Her character was in fact styled on Sampat Pal Devi, a woman who led the Gulaabi Gang, a group of women who took on similar issues in Bundelkhand in central India. Dixit has also played the mysterious Begum Para in Dedh Ishquia last year. (This character would easily have put Lady Macbeth to shame as she plotted her way to success.)
Dixit insists that her newfound appetite for stronger, female characters is solely due to the reality that at the beginning of a career, actors rarely have the luxury to choose their roles.
However because she came from a family of strong women, these choices were natural to her, allowing her to take roles where women revealed varied emotions and the strength of the feminine character was allowed to come through.
So, she said, for every happy-go-lucky character like Neha in the 1994 movie, Hum Aap Kai Hain Kaun she has taken a Ketki, the woman who takes on a lawless village in the 1997 film, Mrityudand. She also reminded her audience of the artist, M. F. Hussain’s film project, Gaja Gamini in 2000 where she represented the face of women over generations.
Her most recent love, she added, is empowering young people through dance. Acting will always be her first love, she says, but dance is “my passion.” Now, she tries to offer learning access for young people and home-makers who may be stuck in small town India or even in far flung suburbs in big cities.
Dixit observed that the power of her internet dance portal could deliver any type of lessons directly into the students home: “Once you learn, it’s a skill.
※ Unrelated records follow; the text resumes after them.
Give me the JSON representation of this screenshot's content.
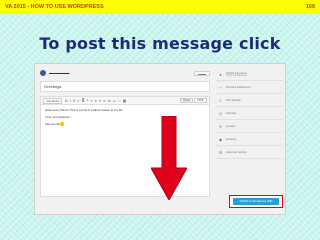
{
  "header": {
    "left": "VA 2015  -  HOW TO USE WORDPRESS",
    "page_number": "169",
    "bar_color": "#ffff00",
    "text_color": "#c0392b"
  },
  "slide": {
    "title": "To post this message click",
    "title_color": "#1e2a78"
  },
  "screenshot": {
    "post_title": "Greetings",
    "toolbar": {
      "add_media": "Add Media",
      "modes": [
        "Visual",
        "HTML"
      ]
    },
    "editor_lines": [
      "Hello every friend ! This is a post of a latest creator to my life.",
      "I love you students !",
      "See you all"
    ],
    "submit_label": "Publish to Wordpress (FB)",
    "submit_color": "#2a9fd6",
    "highlight_color": "#e0001b",
    "sidebar_items": [
      {
        "label": "Publish this post to",
        "sub": "Poster via Facebook",
        "icon": "person-icon"
      },
      {
        "label": "Format & Attachments",
        "sub": "",
        "icon": "plus-icon"
      },
      {
        "label": "Post Settings",
        "sub": "",
        "icon": "list-icon"
      },
      {
        "label": "Schedule",
        "sub": "",
        "icon": "clock-icon"
      },
      {
        "label": "Location",
        "sub": "",
        "icon": "pin-icon"
      },
      {
        "label": "Audience",
        "sub": "",
        "icon": "tag-icon"
      },
      {
        "label": "Advanced Settings",
        "sub": "",
        "icon": "gear-icon"
      }
    ]
  }
}
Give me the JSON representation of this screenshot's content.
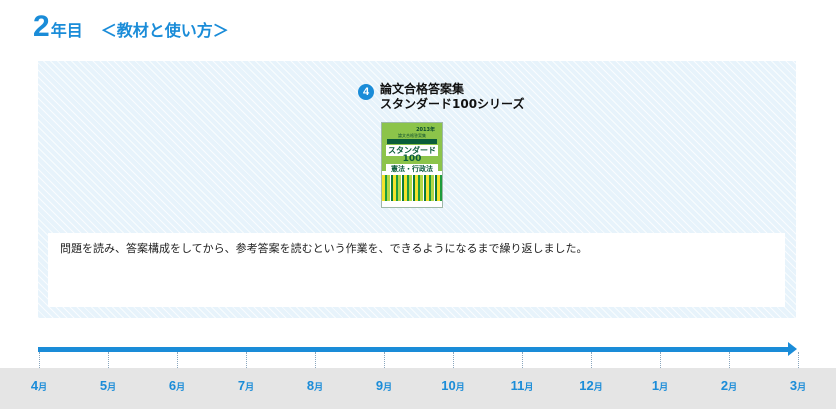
{
  "header": {
    "number": "2",
    "suffix": "年目",
    "subtitle": "＜教材と使い方＞"
  },
  "material": {
    "badge": "4",
    "title_line1": "論文合格答案集",
    "title_line2": "スタンダード100シリーズ",
    "book_cover": {
      "year": "2013年",
      "series": "論文合格答案集",
      "name": "スタンダード",
      "number": "100",
      "subject": "憲法・行政法"
    }
  },
  "description": "問題を読み、答案構成をしてから、参考答案を読むという作業を、できるようになるまで繰り返しました。",
  "timeline": {
    "month_suffix": "月",
    "months": [
      "4",
      "5",
      "6",
      "7",
      "8",
      "9",
      "10",
      "11",
      "12",
      "1",
      "2",
      "3"
    ]
  },
  "colors": {
    "accent": "#1a8cd8",
    "panel": "#e7f3fb",
    "footer": "#e5e5e5"
  }
}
It is empowerment [and] perhaps a new career too,” she said. “But before that, [you] be a part of a virtual dance community, actually dancing, in your own living room. I call it Unite and Move.”
Dixit admitted that one thing that annoys her as an actor is when interviewers direct questions about the work/ life balance only to her and not to the male actor sitting next to her. “Men too should be asked how they feel leaving family and kids back home,” she adds, “after all men too may be leaning in!”
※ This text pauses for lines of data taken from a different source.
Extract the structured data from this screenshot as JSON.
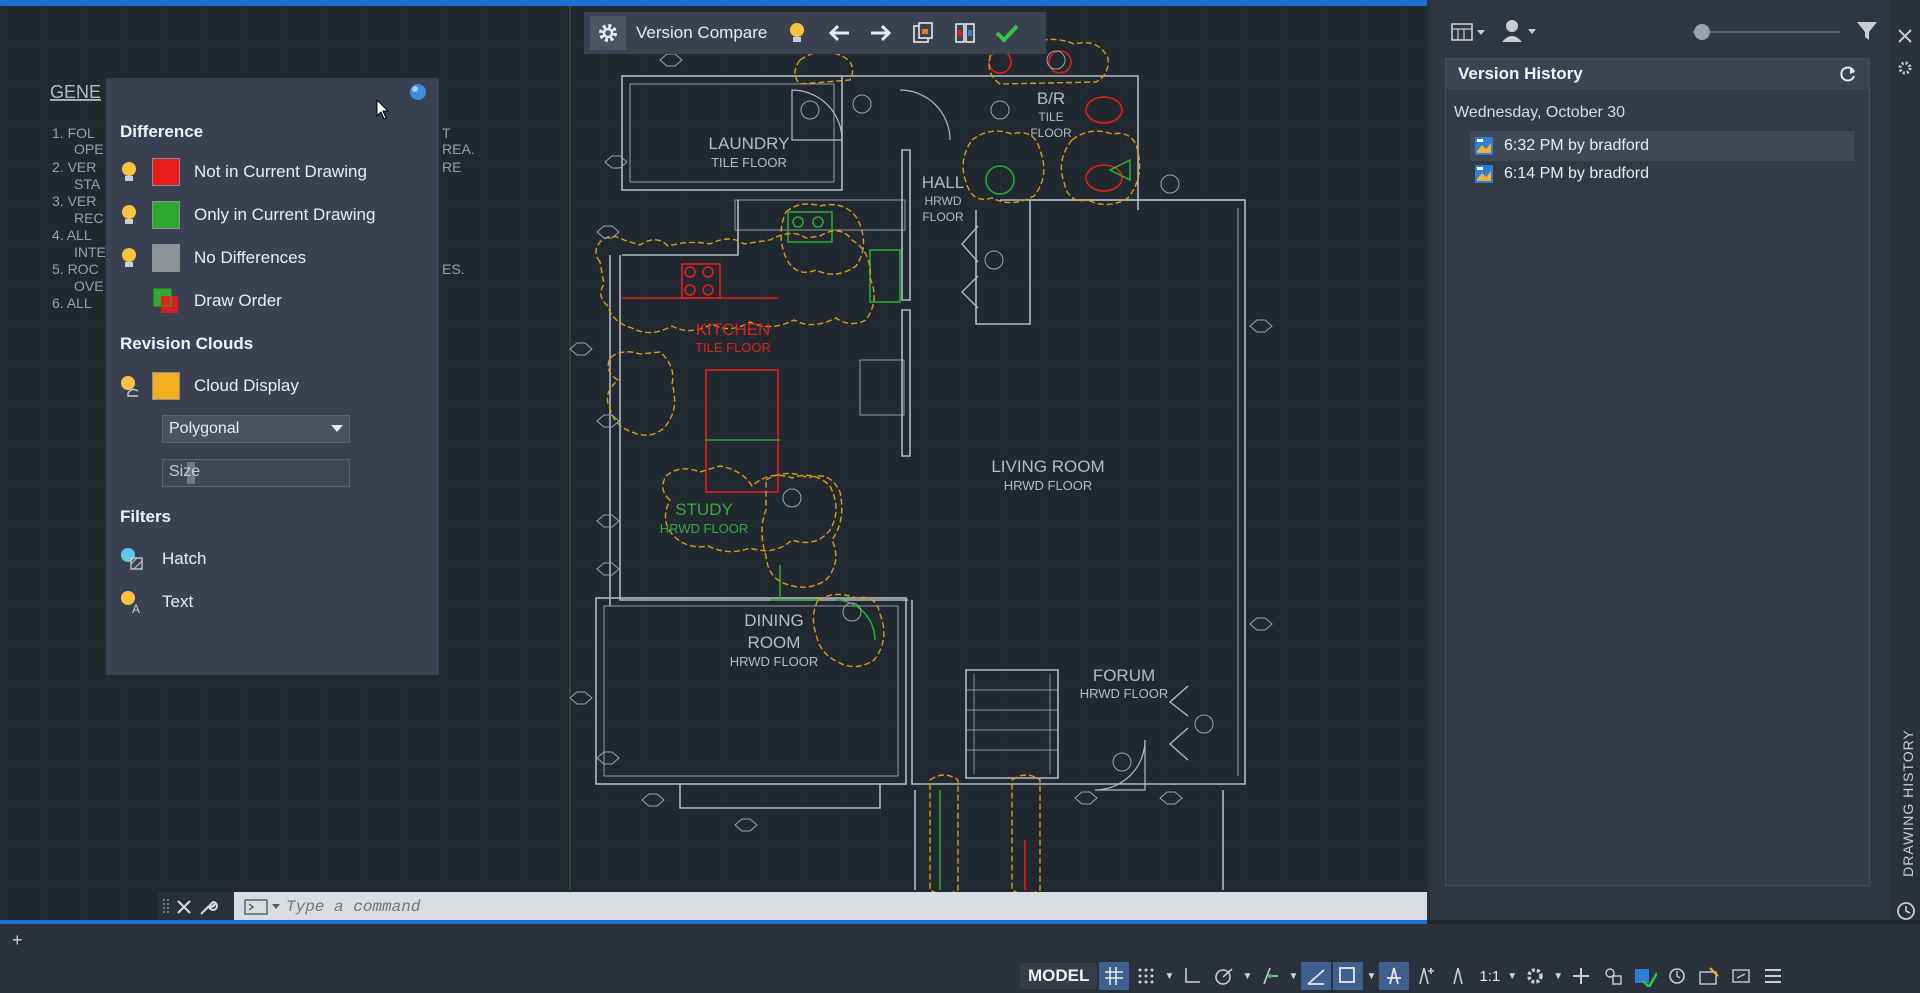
{
  "toolbar": {
    "title": "Version Compare"
  },
  "compare_panel": {
    "difference_title": "Difference",
    "items": [
      {
        "label": "Not in Current Drawing",
        "color": "#e81c1c"
      },
      {
        "label": "Only in Current Drawing",
        "color": "#2fa82f"
      },
      {
        "label": "No Differences",
        "color": "#8f9296"
      },
      {
        "label": "Draw Order"
      }
    ],
    "revision_clouds_title": "Revision Clouds",
    "cloud_display_label": "Cloud Display",
    "cloud_color": "#f2b01e",
    "cloud_shape": "Polygonal",
    "cloud_size_label": "Size",
    "filters_title": "Filters",
    "filter_hatch": "Hatch",
    "filter_text": "Text"
  },
  "notes": {
    "heading": "GENE",
    "lines": [
      "1.  FOL",
      "OPE",
      "2.  VER",
      "STA",
      "3.  VER",
      "REC",
      "4.  ALL",
      "INTE",
      "5.  ROC",
      "OVE",
      "6.  ALL"
    ],
    "right_fragments": [
      "T",
      "REA.",
      "RE",
      "ES."
    ]
  },
  "rooms": {
    "laundry": {
      "name": "LAUNDRY",
      "floor": "TILE FLOOR"
    },
    "br": {
      "name": "B/R",
      "floor1": "TILE",
      "floor2": "FLOOR"
    },
    "hall": {
      "name": "HALL",
      "floor1": "HRWD",
      "floor2": "FLOOR"
    },
    "kitchen": {
      "name": "KITCHEN",
      "floor": "TILE FLOOR"
    },
    "study": {
      "name": "STUDY",
      "floor": "HRWD FLOOR"
    },
    "living": {
      "name": "LIVING ROOM",
      "floor": "HRWD FLOOR"
    },
    "dining": {
      "name1": "DINING",
      "name2": "ROOM",
      "floor": "HRWD FLOOR"
    },
    "forum": {
      "name": "FORUM",
      "floor": "HRWD FLOOR"
    }
  },
  "version_history": {
    "title": "Version History",
    "date": "Wednesday, October 30",
    "versions": [
      {
        "label": "6:32 PM by bradford",
        "selected": true
      },
      {
        "label": "6:14 PM by bradford",
        "selected": false
      }
    ],
    "side_tab": "DRAWING HISTORY"
  },
  "command_line": {
    "placeholder": "Type a command"
  },
  "status_bar": {
    "model_label": "MODEL",
    "scale": "1:1"
  },
  "colors": {
    "accent_blue": "#1e6fd6",
    "canvas_bg": "#212830",
    "panel_bg": "#3a4252"
  }
}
Dixit says she hasn’t forgotten that she is also a mom raising boys in India, a country she hopes will be one day gender equal. “I feel children follow by example. We, [Ram, her husband] and I are setting them good examples: Ram supports me and I him. My kids see that. I want them to respect everyone, whether they are their gurus, or people working for us. I have two boys after all, and it is a big responsibility that they are part of their community and work for it. That they do something. What we do is going to inspire them”.
A role model to so many, she counts the people in the world around her as the best place to watch, learn and be inspired. “These are people I see every day”, she says, “[who] are being citizens who contribue”.
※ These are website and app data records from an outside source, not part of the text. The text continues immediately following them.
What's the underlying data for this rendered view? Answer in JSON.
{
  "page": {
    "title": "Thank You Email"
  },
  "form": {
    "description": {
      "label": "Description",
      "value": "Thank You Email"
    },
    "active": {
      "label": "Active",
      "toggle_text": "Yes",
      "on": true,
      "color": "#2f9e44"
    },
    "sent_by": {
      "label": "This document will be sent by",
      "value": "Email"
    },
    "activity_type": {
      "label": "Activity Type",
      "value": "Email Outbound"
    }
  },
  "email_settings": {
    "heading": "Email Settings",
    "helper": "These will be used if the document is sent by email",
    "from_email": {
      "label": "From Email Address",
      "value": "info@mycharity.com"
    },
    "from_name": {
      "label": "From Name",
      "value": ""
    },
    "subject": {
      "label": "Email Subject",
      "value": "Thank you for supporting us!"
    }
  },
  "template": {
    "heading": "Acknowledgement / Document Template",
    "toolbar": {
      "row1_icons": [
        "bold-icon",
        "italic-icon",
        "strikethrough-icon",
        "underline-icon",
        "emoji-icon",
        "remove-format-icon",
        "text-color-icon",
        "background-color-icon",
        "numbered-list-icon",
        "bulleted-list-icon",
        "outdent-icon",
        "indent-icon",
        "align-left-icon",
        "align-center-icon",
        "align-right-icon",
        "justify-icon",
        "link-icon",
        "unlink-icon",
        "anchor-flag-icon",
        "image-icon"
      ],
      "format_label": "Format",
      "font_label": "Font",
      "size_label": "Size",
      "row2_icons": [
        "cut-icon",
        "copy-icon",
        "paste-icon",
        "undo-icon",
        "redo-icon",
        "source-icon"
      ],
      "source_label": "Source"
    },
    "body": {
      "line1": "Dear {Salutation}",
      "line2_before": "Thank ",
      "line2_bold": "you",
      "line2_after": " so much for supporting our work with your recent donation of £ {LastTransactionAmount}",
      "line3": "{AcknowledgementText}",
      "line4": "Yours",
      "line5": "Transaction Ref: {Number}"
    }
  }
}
Her greatest inspiration, however, is still her mother who came from an orthodox family in small-town India and had married into an urbane, big-city family. Dixit says her mother raised her young family admirably but was also determined to educate herself and successfully pursued a Masters in Music. It was her mother too who she relied on as a young girl and who kept her grounded in an industry that pushed to mould her it own ways. Dixit says her mother taught her to be her own woman, to stand tall and comfortable in her own skin and never to believe she was “too thin or not thin enough.
“Be what you are, be confident of yourself” is what she remembers her mother telling her.
This is advice that she still stands by as she works in an India – and an industry – that is changing rapidly.
She speaks with her great pride of seeing women working in all areas of the film industry, a big change from her earliest days in the industry when the only women around were actresses and hair dressers, or the occasional stylist or choreographer.
“That gives me hope, slowly we are changing. I have great hope when I hear stories of women helping other women. Summits like these where a dialogue continues; you have to keep chipping away and this keeps me very hopeful.”